In this lecture, Siddhartha Mukherjee dives into the complex topic of genetic research and why he wanted to write The Gene: An Intimate History, reasons of which include his family’s own history with genetic diseases. He shares the timeline of historic discoveries in the science of genes, from Gregor Mendel’s work with inheritance patterns in pea plants to modern-day somatic cell and germ line gene therapies, and speculates on the scientific possibilities in the future of genetic research. Throughout the lecture, he asks philosophical questions that will – in the not too distant future – become very real quandaries that human beings will have to face. He asks questions such as: If you could learn more about your or your children’s genetic makeup and potential risks, would you want to know? Would that knowledge change the course of your actions? And is humanity prepared for the responsibility that will come with our growing scientific knowledge?
“Genetics is not an abstraction for me. It is one of the most concrete realities that my family has faced, and I would argue it is one of the most concrete realities that virtually every family will face.”
“In these political times, please read the chapters on race… The Victorian construction of ‘race’ is entirely arbitrary, and the fact that we are fighting about a scientific construction that’s largely arbitrary is really embarrassing.”
“This is technology that our children will be debating and talking about in a way that will make much of these current debates entirely trivial.”

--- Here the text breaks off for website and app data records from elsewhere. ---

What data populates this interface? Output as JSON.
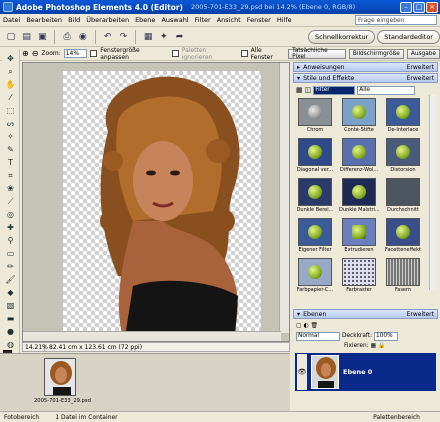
{
  "window": {
    "app_title": "Adobe Photoshop Elements 4.0 (Editor)",
    "doc_title": "2005-701-E33_29.psd bei 14.2% (Ebene 0, RGB/8)"
  },
  "menu": {
    "items": [
      "Datei",
      "Bearbeiten",
      "Bild",
      "Überarbeiten",
      "Ebene",
      "Auswahl",
      "Filter",
      "Ansicht",
      "Fenster",
      "Hilfe"
    ],
    "help_placeholder": "Frage eingeben"
  },
  "modes": {
    "quick": "Schnellkorrektur",
    "standard": "Standardeditor"
  },
  "options": {
    "zoom_label": "Zoom:",
    "zoom_value": "14%",
    "fit_window": "Fenstergröße anpassen",
    "ignore_palettes": "Paletten ignorieren",
    "all_windows": "Alle Fenster",
    "actual_pixels": "Tatsächliche Pixel",
    "fit_screen": "Bildschirmgröße",
    "print_size": "Ausgabe"
  },
  "status": {
    "zoom": "14.21%",
    "dimensions": "82.41 cm x 123.61 cm (72 ppi)"
  },
  "bin": {
    "caption": "2005-701-E33_29.psd"
  },
  "bottom": {
    "photo_bin": "Fotobereich",
    "container": "1 Datei im Container",
    "palette_bin": "Palettenbereich"
  },
  "palettes": {
    "instructions": "Anweisungen",
    "styles": "Stile und Effekte",
    "advanced": "Erweitert",
    "filter_dropdown": "Filter",
    "all_dropdown": "Alle",
    "effects": [
      {
        "label": "Chrom"
      },
      {
        "label": "Conté-Stifte"
      },
      {
        "label": "De-Interlace"
      },
      {
        "label": "Diagonal ver..."
      },
      {
        "label": "Differenz-Wol..."
      },
      {
        "label": "Distorsion"
      },
      {
        "label": "Dunkle Berei..."
      },
      {
        "label": "Dunkle Malstri..."
      },
      {
        "label": "Durchschnitt"
      },
      {
        "label": "Eigener Filter"
      },
      {
        "label": "Extrudieren"
      },
      {
        "label": "Facetteneffekt"
      },
      {
        "label": "Farbpapier-C..."
      },
      {
        "label": "Farbraster"
      },
      {
        "label": "Fasern"
      }
    ],
    "layers_title": "Ebenen",
    "blend_mode": "Normal",
    "opacity_label": "Deckkraft:",
    "opacity_value": "100%",
    "lock_label": "Fixieren:",
    "layer_name": "Ebene 0"
  },
  "colors": {
    "title_bar": "#0a58d8",
    "selected_layer": "#0a2a8a"
  }
}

Siddhartha Mukherjee is the author of The Emperor of All Maladies: A Biography of Cancer, winner of the 2011 Pulitzer Prize in general nonfiction, and The Laws of Medicine. He is the editor of Best Science Writing 2013. Mukherjee is an assistant professor of medicine at Columbia University and a cancer physician and researcher. A Rhodes scholar, he graduated from Stanford University, University of Oxford, and Harvard Medical School. He has published articles in Nature, The New England Journal of Medicine, The New York Times, and Cell. He lives in New York with his wife and daughters.